── INPUT ──
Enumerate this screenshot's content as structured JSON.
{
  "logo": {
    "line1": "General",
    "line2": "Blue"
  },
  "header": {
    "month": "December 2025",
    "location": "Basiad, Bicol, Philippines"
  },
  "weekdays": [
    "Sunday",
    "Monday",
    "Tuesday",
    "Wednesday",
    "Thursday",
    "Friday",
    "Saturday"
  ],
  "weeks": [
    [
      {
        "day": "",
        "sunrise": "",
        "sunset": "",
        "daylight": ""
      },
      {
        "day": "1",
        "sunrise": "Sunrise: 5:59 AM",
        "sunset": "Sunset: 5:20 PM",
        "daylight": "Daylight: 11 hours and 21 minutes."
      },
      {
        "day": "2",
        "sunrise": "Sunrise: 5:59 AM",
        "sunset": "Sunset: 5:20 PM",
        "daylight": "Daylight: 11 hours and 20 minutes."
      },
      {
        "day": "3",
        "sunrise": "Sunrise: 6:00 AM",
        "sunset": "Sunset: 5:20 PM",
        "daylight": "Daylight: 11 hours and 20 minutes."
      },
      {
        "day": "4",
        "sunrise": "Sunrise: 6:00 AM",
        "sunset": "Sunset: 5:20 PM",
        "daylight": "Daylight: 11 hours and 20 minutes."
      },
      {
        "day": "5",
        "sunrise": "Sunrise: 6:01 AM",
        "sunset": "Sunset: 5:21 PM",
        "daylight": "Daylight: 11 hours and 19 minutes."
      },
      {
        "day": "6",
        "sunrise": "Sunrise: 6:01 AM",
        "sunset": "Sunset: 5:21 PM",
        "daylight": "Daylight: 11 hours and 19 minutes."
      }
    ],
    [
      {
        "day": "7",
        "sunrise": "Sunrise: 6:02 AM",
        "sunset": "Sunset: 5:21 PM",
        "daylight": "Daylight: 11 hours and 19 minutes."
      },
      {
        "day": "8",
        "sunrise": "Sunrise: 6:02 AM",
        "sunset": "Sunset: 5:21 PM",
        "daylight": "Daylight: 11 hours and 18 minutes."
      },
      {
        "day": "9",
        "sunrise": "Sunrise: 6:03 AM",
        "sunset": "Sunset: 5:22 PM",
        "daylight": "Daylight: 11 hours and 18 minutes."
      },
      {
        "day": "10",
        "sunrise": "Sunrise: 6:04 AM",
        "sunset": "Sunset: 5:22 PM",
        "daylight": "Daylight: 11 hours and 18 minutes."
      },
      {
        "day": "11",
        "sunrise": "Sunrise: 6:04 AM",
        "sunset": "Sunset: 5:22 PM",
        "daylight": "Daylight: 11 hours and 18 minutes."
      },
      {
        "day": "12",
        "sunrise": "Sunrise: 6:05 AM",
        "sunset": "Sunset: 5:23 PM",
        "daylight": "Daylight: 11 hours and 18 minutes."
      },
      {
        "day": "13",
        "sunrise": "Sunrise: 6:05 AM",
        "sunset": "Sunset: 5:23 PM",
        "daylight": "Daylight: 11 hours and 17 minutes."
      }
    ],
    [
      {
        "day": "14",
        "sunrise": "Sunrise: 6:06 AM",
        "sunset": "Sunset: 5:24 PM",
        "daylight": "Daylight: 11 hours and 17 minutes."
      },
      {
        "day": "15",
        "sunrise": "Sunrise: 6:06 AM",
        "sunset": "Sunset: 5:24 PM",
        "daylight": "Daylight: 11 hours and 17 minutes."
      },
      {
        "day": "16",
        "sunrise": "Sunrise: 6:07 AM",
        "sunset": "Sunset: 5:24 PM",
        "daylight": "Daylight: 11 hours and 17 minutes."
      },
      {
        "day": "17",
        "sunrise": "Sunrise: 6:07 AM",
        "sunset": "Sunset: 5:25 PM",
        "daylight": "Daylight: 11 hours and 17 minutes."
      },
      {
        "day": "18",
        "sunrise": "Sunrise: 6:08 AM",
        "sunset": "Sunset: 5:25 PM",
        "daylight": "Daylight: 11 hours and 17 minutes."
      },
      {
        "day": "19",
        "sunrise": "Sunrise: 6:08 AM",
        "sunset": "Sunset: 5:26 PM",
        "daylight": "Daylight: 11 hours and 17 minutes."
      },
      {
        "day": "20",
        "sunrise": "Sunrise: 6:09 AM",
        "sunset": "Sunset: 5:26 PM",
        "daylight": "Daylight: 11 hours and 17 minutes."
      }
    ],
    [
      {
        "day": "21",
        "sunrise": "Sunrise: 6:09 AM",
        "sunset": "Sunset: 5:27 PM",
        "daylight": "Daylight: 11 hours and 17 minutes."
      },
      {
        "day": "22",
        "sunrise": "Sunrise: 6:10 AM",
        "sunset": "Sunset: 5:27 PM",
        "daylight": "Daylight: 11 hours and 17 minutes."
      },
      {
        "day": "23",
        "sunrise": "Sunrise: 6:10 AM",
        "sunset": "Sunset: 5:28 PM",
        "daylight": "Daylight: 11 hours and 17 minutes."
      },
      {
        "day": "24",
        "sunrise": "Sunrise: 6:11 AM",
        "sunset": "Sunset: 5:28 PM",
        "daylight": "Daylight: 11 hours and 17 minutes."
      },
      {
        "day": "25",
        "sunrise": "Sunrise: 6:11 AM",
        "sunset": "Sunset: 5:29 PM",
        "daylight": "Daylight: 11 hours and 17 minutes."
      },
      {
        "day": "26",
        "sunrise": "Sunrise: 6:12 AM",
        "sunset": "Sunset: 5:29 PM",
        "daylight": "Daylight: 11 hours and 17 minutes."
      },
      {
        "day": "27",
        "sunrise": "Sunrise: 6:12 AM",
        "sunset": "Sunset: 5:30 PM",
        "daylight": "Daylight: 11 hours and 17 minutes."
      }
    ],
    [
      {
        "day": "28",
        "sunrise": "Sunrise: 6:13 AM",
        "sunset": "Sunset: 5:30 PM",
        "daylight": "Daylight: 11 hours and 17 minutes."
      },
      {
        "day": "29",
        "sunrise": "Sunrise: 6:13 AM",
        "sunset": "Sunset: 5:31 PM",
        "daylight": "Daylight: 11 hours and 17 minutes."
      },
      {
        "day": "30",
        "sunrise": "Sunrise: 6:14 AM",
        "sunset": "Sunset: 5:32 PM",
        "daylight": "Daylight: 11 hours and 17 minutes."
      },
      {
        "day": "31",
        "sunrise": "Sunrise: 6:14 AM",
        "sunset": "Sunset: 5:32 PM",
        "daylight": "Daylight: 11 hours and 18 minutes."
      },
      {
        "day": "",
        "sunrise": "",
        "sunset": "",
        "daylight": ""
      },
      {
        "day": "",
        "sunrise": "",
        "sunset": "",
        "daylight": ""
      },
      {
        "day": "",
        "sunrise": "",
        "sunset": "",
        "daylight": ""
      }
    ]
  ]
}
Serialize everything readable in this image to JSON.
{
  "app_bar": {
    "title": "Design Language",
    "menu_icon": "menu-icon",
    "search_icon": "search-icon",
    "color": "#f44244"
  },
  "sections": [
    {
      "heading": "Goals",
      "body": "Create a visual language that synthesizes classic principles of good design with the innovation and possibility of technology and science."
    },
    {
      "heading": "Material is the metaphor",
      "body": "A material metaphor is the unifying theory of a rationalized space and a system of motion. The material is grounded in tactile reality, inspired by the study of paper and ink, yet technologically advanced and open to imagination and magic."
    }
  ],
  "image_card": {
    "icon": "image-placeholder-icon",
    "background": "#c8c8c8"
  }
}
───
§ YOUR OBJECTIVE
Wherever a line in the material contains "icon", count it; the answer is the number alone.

§ YOUR RESPONSE
3